Who Is Giving and Why? ACE, TIAA Institute Explore Philanthropic Trends in Higher Education
Published: March 27, 2019

Pulling data from several sources, a new report from ACE and the TIAA Institute examines the roles of economic and demographic forces in higher education philanthropy’s changing landscape.

American higher education received $58.9 billion—the second largest share of $410 billion in total given—in 2017, only behind giving to religion. Further analysis of giving from 2000-2017 reveals trends in who gives to higher education, when they give, and what size gifts they make. 

 


Key questions this paper examines:

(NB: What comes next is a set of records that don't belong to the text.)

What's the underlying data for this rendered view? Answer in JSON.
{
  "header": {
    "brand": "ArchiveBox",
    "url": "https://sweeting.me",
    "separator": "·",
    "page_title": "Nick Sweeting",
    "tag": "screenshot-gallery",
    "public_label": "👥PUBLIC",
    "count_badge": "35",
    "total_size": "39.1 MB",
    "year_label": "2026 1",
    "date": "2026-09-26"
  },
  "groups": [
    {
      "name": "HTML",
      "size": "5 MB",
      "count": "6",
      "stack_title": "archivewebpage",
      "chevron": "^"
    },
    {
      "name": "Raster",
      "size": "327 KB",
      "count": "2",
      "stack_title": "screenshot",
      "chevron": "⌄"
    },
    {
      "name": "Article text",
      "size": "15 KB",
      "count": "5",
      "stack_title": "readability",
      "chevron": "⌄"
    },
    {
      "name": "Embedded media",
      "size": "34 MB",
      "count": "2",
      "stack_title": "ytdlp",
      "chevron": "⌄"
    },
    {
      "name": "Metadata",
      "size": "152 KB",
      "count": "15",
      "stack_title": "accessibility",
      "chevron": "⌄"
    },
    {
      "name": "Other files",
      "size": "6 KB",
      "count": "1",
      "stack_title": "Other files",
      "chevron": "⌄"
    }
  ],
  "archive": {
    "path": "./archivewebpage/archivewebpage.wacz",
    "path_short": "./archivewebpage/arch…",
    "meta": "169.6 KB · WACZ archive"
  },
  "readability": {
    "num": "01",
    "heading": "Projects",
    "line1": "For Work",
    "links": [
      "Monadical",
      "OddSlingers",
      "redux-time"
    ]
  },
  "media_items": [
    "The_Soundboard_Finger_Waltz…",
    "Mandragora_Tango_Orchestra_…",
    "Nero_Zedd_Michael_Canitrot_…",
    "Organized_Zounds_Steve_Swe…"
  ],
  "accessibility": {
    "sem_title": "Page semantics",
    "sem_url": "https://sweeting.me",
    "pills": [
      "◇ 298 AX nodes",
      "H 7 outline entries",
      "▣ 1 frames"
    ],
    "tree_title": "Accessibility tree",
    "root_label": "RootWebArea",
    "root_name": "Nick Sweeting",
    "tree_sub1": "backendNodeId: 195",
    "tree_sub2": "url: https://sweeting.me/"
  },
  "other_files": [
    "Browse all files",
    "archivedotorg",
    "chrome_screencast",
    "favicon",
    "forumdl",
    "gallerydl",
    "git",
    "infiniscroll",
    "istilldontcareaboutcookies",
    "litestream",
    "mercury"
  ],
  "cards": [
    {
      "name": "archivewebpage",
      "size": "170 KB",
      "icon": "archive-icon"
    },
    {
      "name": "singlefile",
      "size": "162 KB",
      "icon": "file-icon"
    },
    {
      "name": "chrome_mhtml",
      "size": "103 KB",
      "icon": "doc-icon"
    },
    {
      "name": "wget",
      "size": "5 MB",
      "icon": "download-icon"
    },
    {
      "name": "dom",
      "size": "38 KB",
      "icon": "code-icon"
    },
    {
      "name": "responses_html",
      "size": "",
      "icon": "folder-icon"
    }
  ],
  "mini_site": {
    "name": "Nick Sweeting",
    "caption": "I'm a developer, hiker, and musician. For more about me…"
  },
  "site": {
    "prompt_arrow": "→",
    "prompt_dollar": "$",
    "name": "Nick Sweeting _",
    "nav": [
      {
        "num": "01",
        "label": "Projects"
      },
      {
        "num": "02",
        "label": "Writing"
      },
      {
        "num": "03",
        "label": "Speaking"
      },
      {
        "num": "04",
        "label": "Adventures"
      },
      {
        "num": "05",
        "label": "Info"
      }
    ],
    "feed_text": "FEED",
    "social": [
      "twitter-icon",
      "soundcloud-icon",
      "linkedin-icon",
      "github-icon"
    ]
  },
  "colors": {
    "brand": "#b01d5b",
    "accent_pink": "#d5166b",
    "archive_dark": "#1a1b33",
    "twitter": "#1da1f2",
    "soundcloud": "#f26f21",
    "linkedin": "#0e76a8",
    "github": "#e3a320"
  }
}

  • How are patterns of philanthropy to higher education changing?
  • How do economic and socio-demographic factors explain the changes in giving to higher education over time?
  • What fraction of Americans are giving, how much are they giving overall, and how does this impact higher education?

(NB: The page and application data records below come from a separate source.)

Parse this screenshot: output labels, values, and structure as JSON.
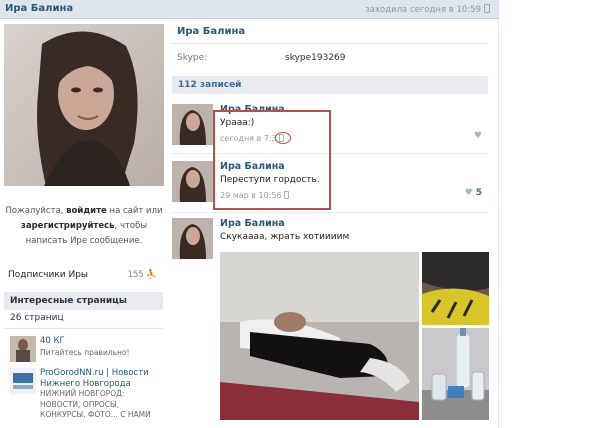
{
  "header": {
    "name": "Ира Балина",
    "status": "заходила сегодня в 10:59"
  },
  "sidebar": {
    "login_pre": "Пожалуйста,",
    "login_link1": "войдите",
    "login_mid": "на сайт или",
    "login_link2": "зарегистрируйтесь",
    "login_post": ", чтобы",
    "login_line3": "написать Ире сообщение.",
    "subscribers_label": "Подписчики Иры",
    "subscribers_count": "155",
    "interesting_title": "Интересные страницы",
    "interesting_count": "26 страниц",
    "pages": [
      {
        "title": "40 КГ",
        "subtitle": "Питайтесь правильно!"
      },
      {
        "title": "ProGorodNN.ru | Новости Нижнего Новгорода",
        "subtitle": "НИЖНИЙ НОВГОРОД: НОВОСТИ, ОПРОСЫ, КОНКУРСЫ, ФОТО... С НАМИ"
      }
    ]
  },
  "profile": {
    "name": "Ира Балина",
    "skype_label": "Skype:",
    "skype_value": "skype193269",
    "posts_count": "112 записей"
  },
  "posts": [
    {
      "author": "Ира Балина",
      "text": "Урааа:)",
      "date": "сегодня в 7:3",
      "likes": ""
    },
    {
      "author": "Ира Балина",
      "text": "Переступи гордость.",
      "date": "29 мар в 10:56",
      "likes": "5"
    },
    {
      "author": "Ира Балина",
      "text": "Скукаааа, жрать хотиииим",
      "date": "",
      "likes": ""
    }
  ],
  "colors": {
    "link": "#2b587a",
    "bar": "#e7ebf0",
    "highlight": "#b2514b"
  }
}
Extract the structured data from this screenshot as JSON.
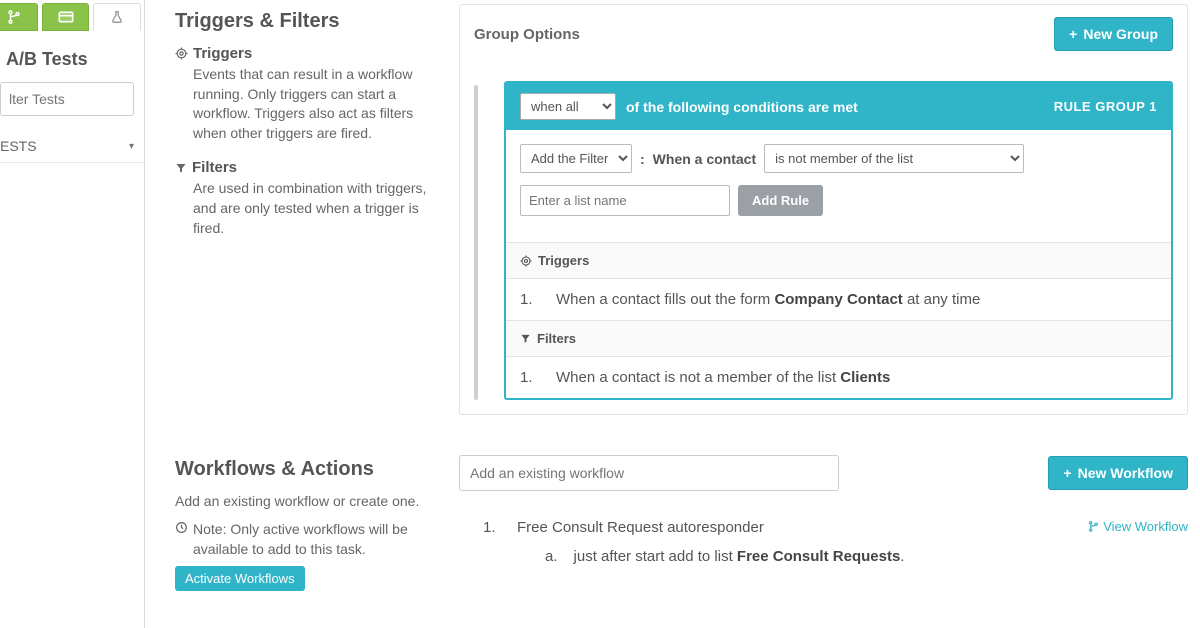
{
  "sidebar": {
    "title": "A/B Tests",
    "filter_placeholder": "lter Tests",
    "rows": [
      {
        "label": "ESTS"
      }
    ]
  },
  "info": {
    "tf_title": "Triggers & Filters",
    "triggers_label": "Triggers",
    "triggers_text": "Events that can result in a workflow running. Only triggers can start a workflow. Triggers also act as filters when other triggers are fired.",
    "filters_label": "Filters",
    "filters_text": "Are used in combination with triggers, and are only tested when a trigger is fired.",
    "wa_title": "Workflows & Actions",
    "wa_text": "Add an existing workflow or create one.",
    "note_text": "Note: Only active workflows will be available to add to this task.",
    "activate_btn": "Activate Workflows"
  },
  "panel": {
    "group_options": "Group Options",
    "new_group": "New Group",
    "rg": {
      "when_selected": "when all",
      "when_suffix": "of the following conditions are met",
      "group_label": "RULE GROUP 1",
      "filter_select": "Add the Filter",
      "contact_label": "When a contact",
      "membership_select": "is not member of the list",
      "list_placeholder": "Enter a list name",
      "add_rule": "Add Rule",
      "triggers_head": "Triggers",
      "trigger1_num": "1.",
      "trigger1_pre": "When a contact fills out the form ",
      "trigger1_bold": "Company Contact",
      "trigger1_post": " at any time",
      "filters_head": "Filters",
      "filter1_num": "1.",
      "filter1_pre": "When a contact is not a member of the list ",
      "filter1_bold": "Clients"
    }
  },
  "workflows": {
    "add_placeholder": "Add an existing workflow",
    "new_workflow": "New Workflow",
    "view_workflow": "View Workflow",
    "item1_num": "1.",
    "item1_title": "Free Consult Request autoresponder",
    "sub_a_letter": "a.",
    "sub_a_pre": "just after start add to list ",
    "sub_a_bold": "Free Consult Requests",
    "sub_a_post": "."
  }
}
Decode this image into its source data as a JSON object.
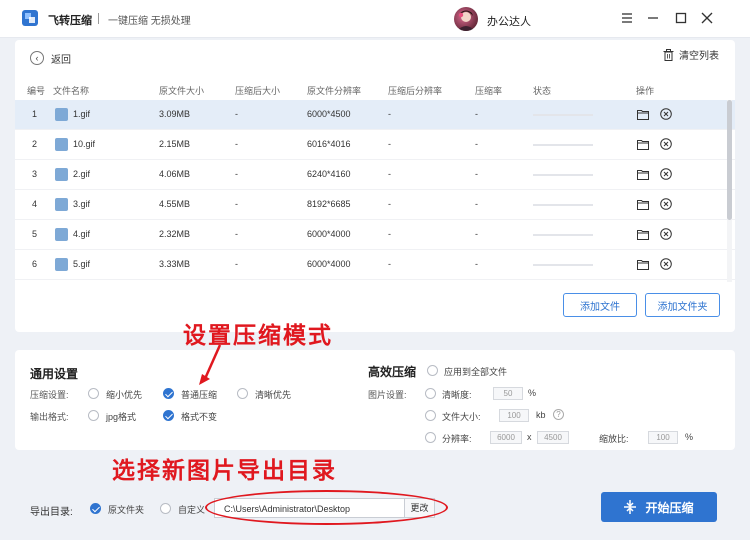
{
  "app": {
    "name": "飞转压缩",
    "slogan": "一键压缩 无损处理",
    "user_name": "办公达人"
  },
  "toolbar": {
    "back_label": "返回",
    "clear_label": "清空列表"
  },
  "table": {
    "headers": {
      "no": "编号",
      "name": "文件名称",
      "orig_size": "原文件大小",
      "comp_size": "压缩后大小",
      "orig_res": "原文件分辨率",
      "comp_res": "压缩后分辨率",
      "rate": "压缩率",
      "status": "状态",
      "ops": "操作"
    },
    "rows": [
      {
        "no": "1",
        "name": "1.gif",
        "orig_size": "3.09MB",
        "comp_size": "-",
        "orig_res": "6000*4500",
        "comp_res": "-",
        "rate": "-"
      },
      {
        "no": "2",
        "name": "10.gif",
        "orig_size": "2.15MB",
        "comp_size": "-",
        "orig_res": "6016*4016",
        "comp_res": "-",
        "rate": "-"
      },
      {
        "no": "3",
        "name": "2.gif",
        "orig_size": "4.06MB",
        "comp_size": "-",
        "orig_res": "6240*4160",
        "comp_res": "-",
        "rate": "-"
      },
      {
        "no": "4",
        "name": "3.gif",
        "orig_size": "4.55MB",
        "comp_size": "-",
        "orig_res": "8192*6685",
        "comp_res": "-",
        "rate": "-"
      },
      {
        "no": "5",
        "name": "4.gif",
        "orig_size": "2.32MB",
        "comp_size": "-",
        "orig_res": "6000*4000",
        "comp_res": "-",
        "rate": "-"
      },
      {
        "no": "6",
        "name": "5.gif",
        "orig_size": "3.33MB",
        "comp_size": "-",
        "orig_res": "6000*4000",
        "comp_res": "-",
        "rate": "-"
      }
    ]
  },
  "buttons": {
    "add_file": "添加文件",
    "add_folder": "添加文件夹",
    "start": "开始压缩"
  },
  "annotations": {
    "mode": "设置压缩模式",
    "export": "选择新图片导出目录",
    "color": "#e0181f"
  },
  "general": {
    "title": "通用设置",
    "compress_label": "压缩设置:",
    "compress_options": [
      "缩小优先",
      "普通压缩",
      "清晰优先"
    ],
    "compress_selected": "普通压缩",
    "format_label": "输出格式:",
    "format_options": [
      "jpg格式",
      "格式不变"
    ],
    "format_selected": "格式不变"
  },
  "advanced": {
    "title": "高效压缩",
    "apply_all": "应用到全部文件",
    "image_label": "图片设置:",
    "clarity_label": "清晰度:",
    "clarity_value": "50",
    "clarity_unit": "%",
    "size_label": "文件大小:",
    "size_value": "100",
    "size_unit": "kb",
    "help_glyph": "?",
    "res_label": "分辨率:",
    "res_w": "6000",
    "res_x": "x",
    "res_h": "4500",
    "scale_label": "缩放比:",
    "scale_value": "100",
    "scale_unit": "%"
  },
  "export": {
    "label": "导出目录:",
    "opt_source": "原文件夹",
    "opt_custom": "自定义",
    "selected": "原文件夹",
    "path": "C:\\Users\\Administrator\\Desktop",
    "change_label": "更改"
  },
  "colors": {
    "accent": "#2f74d0",
    "selected_row": "#e4edf8",
    "background": "#eef1f6"
  }
}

The paper was authored by Una Osili, professor of economics and philanthropic studies and associate dean of research and international programs, Indiana University Lilly Family School of Philanthropy. It was made possible by a grant from the TIAA Institute. The paper is part of a broader collaboration between ACE and TIAA Institute to examine trends in philanthropy in support of higher education and to support college and university leaders’ strategic consideration of philanthropy as a financial sustainability tool.

You can also click here to hear an audiocast from Amy Holmes, program director at Rockefeller Philanthropy Advisors, during a session at ACE2018 called “Trends in Private Foundation Giving to Colleges and Universities,” also made possible by TIAA Institute.